= REQUIREMENT =
Set down the full listing that follows, word for word.
——
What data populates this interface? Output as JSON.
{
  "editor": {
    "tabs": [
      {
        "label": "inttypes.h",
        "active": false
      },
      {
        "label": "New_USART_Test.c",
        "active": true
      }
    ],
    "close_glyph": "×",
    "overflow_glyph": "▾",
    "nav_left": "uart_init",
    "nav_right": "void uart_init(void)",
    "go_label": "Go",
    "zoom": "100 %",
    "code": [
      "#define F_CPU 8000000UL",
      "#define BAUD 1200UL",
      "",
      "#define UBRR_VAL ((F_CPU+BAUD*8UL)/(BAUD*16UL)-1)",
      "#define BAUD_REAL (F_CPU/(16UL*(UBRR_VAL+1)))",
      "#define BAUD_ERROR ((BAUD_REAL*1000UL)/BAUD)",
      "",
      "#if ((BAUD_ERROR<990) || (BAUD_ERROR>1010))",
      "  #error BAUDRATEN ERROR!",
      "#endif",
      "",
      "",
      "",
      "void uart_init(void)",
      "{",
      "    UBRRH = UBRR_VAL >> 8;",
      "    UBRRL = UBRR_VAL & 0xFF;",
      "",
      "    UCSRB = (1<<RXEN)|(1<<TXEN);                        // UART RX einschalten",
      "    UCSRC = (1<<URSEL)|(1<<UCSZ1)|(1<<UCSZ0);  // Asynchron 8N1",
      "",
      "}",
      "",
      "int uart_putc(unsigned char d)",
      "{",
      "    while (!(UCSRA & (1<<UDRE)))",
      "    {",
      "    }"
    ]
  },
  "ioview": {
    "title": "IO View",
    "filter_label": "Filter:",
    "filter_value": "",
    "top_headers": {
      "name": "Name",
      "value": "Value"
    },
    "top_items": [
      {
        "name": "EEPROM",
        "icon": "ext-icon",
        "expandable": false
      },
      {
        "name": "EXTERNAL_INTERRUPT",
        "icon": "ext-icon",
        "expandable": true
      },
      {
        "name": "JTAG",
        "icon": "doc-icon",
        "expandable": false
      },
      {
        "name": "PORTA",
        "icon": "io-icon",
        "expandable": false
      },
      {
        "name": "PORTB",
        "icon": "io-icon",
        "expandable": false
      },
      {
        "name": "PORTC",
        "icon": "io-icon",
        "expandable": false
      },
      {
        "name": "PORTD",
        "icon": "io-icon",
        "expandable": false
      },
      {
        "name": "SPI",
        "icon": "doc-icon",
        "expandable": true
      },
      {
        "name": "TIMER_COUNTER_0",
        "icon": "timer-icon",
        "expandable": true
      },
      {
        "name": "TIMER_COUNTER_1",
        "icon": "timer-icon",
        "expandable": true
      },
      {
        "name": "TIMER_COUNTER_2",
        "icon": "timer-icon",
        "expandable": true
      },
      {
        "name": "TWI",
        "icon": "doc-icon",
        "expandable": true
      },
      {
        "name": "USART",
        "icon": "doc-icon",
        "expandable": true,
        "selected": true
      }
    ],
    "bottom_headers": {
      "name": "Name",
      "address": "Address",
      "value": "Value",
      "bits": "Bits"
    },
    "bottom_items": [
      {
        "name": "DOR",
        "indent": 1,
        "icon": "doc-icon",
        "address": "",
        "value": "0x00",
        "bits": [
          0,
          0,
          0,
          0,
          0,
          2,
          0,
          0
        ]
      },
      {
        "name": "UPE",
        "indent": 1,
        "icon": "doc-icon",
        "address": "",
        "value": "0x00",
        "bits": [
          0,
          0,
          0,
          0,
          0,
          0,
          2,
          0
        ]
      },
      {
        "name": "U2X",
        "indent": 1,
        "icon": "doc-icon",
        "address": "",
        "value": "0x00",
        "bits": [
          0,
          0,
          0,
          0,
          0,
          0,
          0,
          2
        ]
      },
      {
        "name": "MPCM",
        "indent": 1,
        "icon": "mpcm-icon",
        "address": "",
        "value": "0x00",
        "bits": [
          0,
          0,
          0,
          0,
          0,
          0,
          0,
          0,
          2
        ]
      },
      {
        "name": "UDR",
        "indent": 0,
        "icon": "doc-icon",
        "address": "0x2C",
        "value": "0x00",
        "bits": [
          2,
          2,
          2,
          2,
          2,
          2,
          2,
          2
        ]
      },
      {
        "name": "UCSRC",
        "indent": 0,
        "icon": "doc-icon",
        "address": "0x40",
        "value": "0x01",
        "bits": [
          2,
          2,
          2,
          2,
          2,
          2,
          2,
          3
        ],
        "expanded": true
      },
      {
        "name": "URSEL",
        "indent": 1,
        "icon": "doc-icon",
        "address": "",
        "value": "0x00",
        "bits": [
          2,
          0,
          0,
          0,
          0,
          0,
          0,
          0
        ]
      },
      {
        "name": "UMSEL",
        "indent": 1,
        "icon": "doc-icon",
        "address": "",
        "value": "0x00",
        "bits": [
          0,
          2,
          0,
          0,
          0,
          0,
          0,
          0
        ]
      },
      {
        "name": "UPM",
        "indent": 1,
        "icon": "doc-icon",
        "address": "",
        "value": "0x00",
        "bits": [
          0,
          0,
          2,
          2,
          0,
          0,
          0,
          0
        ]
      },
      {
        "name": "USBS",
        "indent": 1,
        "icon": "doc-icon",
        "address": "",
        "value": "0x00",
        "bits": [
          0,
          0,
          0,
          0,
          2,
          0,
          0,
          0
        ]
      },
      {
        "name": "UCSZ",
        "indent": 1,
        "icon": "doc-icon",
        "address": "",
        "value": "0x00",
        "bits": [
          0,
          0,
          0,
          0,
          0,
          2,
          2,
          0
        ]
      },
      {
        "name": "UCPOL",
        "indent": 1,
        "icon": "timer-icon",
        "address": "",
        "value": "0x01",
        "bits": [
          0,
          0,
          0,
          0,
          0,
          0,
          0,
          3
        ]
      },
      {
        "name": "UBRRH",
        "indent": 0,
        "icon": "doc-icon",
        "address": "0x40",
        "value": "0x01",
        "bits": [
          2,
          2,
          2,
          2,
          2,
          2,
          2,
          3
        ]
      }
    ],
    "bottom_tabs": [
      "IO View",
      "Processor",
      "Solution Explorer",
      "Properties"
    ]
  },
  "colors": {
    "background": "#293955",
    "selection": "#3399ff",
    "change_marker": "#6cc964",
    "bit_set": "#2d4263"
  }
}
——
= ANSWER BOX =
What data populates this interface? Output as JSON.
{
  "editor": {
    "tabs": [
      {
        "label": "inttypes.h",
        "active": false
      },
      {
        "label": "New_USART_Test.c",
        "active": true
      }
    ],
    "close_glyph": "×",
    "overflow_glyph": "▾",
    "nav_left": "uart_init",
    "nav_right": "void uart_init(void)",
    "go_label": "Go",
    "zoom": "100 %",
    "code": [
      "#define F_CPU 8000000UL",
      "#define BAUD 1200UL",
      "",
      "#define UBRR_VAL ((F_CPU+BAUD*8UL)/(BAUD*16UL)-1)",
      "#define BAUD_REAL (F_CPU/(16UL*(UBRR_VAL+1)))",
      "#define BAUD_ERROR ((BAUD_REAL*1000UL)/BAUD)",
      "",
      "#if ((BAUD_ERROR<990) || (BAUD_ERROR>1010))",
      "  #error BAUDRATEN ERROR!",
      "#endif",
      "",
      "",
      "",
      "void uart_init(void)",
      "{",
      "    UBRRH = UBRR_VAL >> 8;",
      "    UBRRL = UBRR_VAL & 0xFF;",
      "",
      "    UCSRB = (1<<RXEN)|(1<<TXEN);                        // UART RX einschalten",
      "    UCSRC = (1<<URSEL)|(1<<UCSZ1)|(1<<UCSZ0);  // Asynchron 8N1",
      "",
      "}",
      "",
      "int uart_putc(unsigned char d)",
      "{",
      "    while (!(UCSRA & (1<<UDRE)))",
      "    {",
      "    }"
    ]
  },
  "ioview": {
    "title": "IO View",
    "filter_label": "Filter:",
    "filter_value": "",
    "top_headers": {
      "name": "Name",
      "value": "Value"
    },
    "top_items": [
      {
        "name": "EEPROM",
        "icon": "ext-icon",
        "expandable": false
      },
      {
        "name": "EXTERNAL_INTERRUPT",
        "icon": "ext-icon",
        "expandable": true
      },
      {
        "name": "JTAG",
        "icon": "doc-icon",
        "expandable": false
      },
      {
        "name": "PORTA",
        "icon": "io-icon",
        "expandable": false
      },
      {
        "name": "PORTB",
        "icon": "io-icon",
        "expandable": false
      },
      {
        "name": "PORTC",
        "icon": "io-icon",
        "expandable": false
      },
      {
        "name": "PORTD",
        "icon": "io-icon",
        "expandable": false
      },
      {
        "name": "SPI",
        "icon": "doc-icon",
        "expandable": true
      },
      {
        "name": "TIMER_COUNTER_0",
        "icon": "timer-icon",
        "expandable": true
      },
      {
        "name": "TIMER_COUNTER_1",
        "icon": "timer-icon",
        "expandable": true
      },
      {
        "name": "TIMER_COUNTER_2",
        "icon": "timer-icon",
        "expandable": true
      },
      {
        "name": "TWI",
        "icon": "doc-icon",
        "expandable": true
      },
      {
        "name": "USART",
        "icon": "doc-icon",
        "expandable": true,
        "selected": true
      }
    ],
    "bottom_headers": {
      "name": "Name",
      "address": "Address",
      "value": "Value",
      "bits": "Bits"
    },
    "bottom_items": [
      {
        "name": "DOR",
        "indent": 1,
        "icon": "doc-icon",
        "address": "",
        "value": "0x00",
        "bits": [
          0,
          0,
          0,
          0,
          0,
          2,
          0,
          0
        ]
      },
      {
        "name": "UPE",
        "indent": 1,
        "icon": "doc-icon",
        "address": "",
        "value": "0x00",
        "bits": [
          0,
          0,
          0,
          0,
          0,
          0,
          2,
          0
        ]
      },
      {
        "name": "U2X",
        "indent": 1,
        "icon": "doc-icon",
        "address": "",
        "value": "0x00",
        "bits": [
          0,
          0,
          0,
          0,
          0,
          0,
          0,
          2
        ]
      },
      {
        "name": "MPCM",
        "indent": 1,
        "icon": "mpcm-icon",
        "address": "",
        "value": "0x00",
        "bits": [
          0,
          0,
          0,
          0,
          0,
          0,
          0,
          0,
          2
        ]
      },
      {
        "name": "UDR",
        "indent": 0,
        "icon": "doc-icon",
        "address": "0x2C",
        "value": "0x00",
        "bits": [
          2,
          2,
          2,
          2,
          2,
          2,
          2,
          2
        ]
      },
      {
        "name": "UCSRC",
        "indent": 0,
        "icon": "doc-icon",
        "address": "0x40",
        "value": "0x01",
        "bits": [
          2,
          2,
          2,
          2,
          2,
          2,
          2,
          3
        ],
        "expanded": true
      },
      {
        "name": "URSEL",
        "indent": 1,
        "icon": "doc-icon",
        "address": "",
        "value": "0x00",
        "bits": [
          2,
          0,
          0,
          0,
          0,
          0,
          0,
          0
        ]
      },
      {
        "name": "UMSEL",
        "indent": 1,
        "icon": "doc-icon",
        "address": "",
        "value": "0x00",
        "bits": [
          0,
          2,
          0,
          0,
          0,
          0,
          0,
          0
        ]
      },
      {
        "name": "UPM",
        "indent": 1,
        "icon": "doc-icon",
        "address": "",
        "value": "0x00",
        "bits": [
          0,
          0,
          2,
          2,
          0,
          0,
          0,
          0
        ]
      },
      {
        "name": "USBS",
        "indent": 1,
        "icon": "doc-icon",
        "address": "",
        "value": "0x00",
        "bits": [
          0,
          0,
          0,
          0,
          2,
          0,
          0,
          0
        ]
      },
      {
        "name": "UCSZ",
        "indent": 1,
        "icon": "doc-icon",
        "address": "",
        "value": "0x00",
        "bits": [
          0,
          0,
          0,
          0,
          0,
          2,
          2,
          0
        ]
      },
      {
        "name": "UCPOL",
        "indent": 1,
        "icon": "timer-icon",
        "address": "",
        "value": "0x01",
        "bits": [
          0,
          0,
          0,
          0,
          0,
          0,
          0,
          3
        ]
      },
      {
        "name": "UBRRH",
        "indent": 0,
        "icon": "doc-icon",
        "address": "0x40",
        "value": "0x01",
        "bits": [
          2,
          2,
          2,
          2,
          2,
          2,
          2,
          3
        ]
      }
    ],
    "bottom_tabs": [
      "IO View",
      "Processor",
      "Solution Explorer",
      "Properties"
    ]
  },
  "colors": {
    "background": "#293955",
    "selection": "#3399ff",
    "change_marker": "#6cc964",
    "bit_set": "#2d4263"
  }
}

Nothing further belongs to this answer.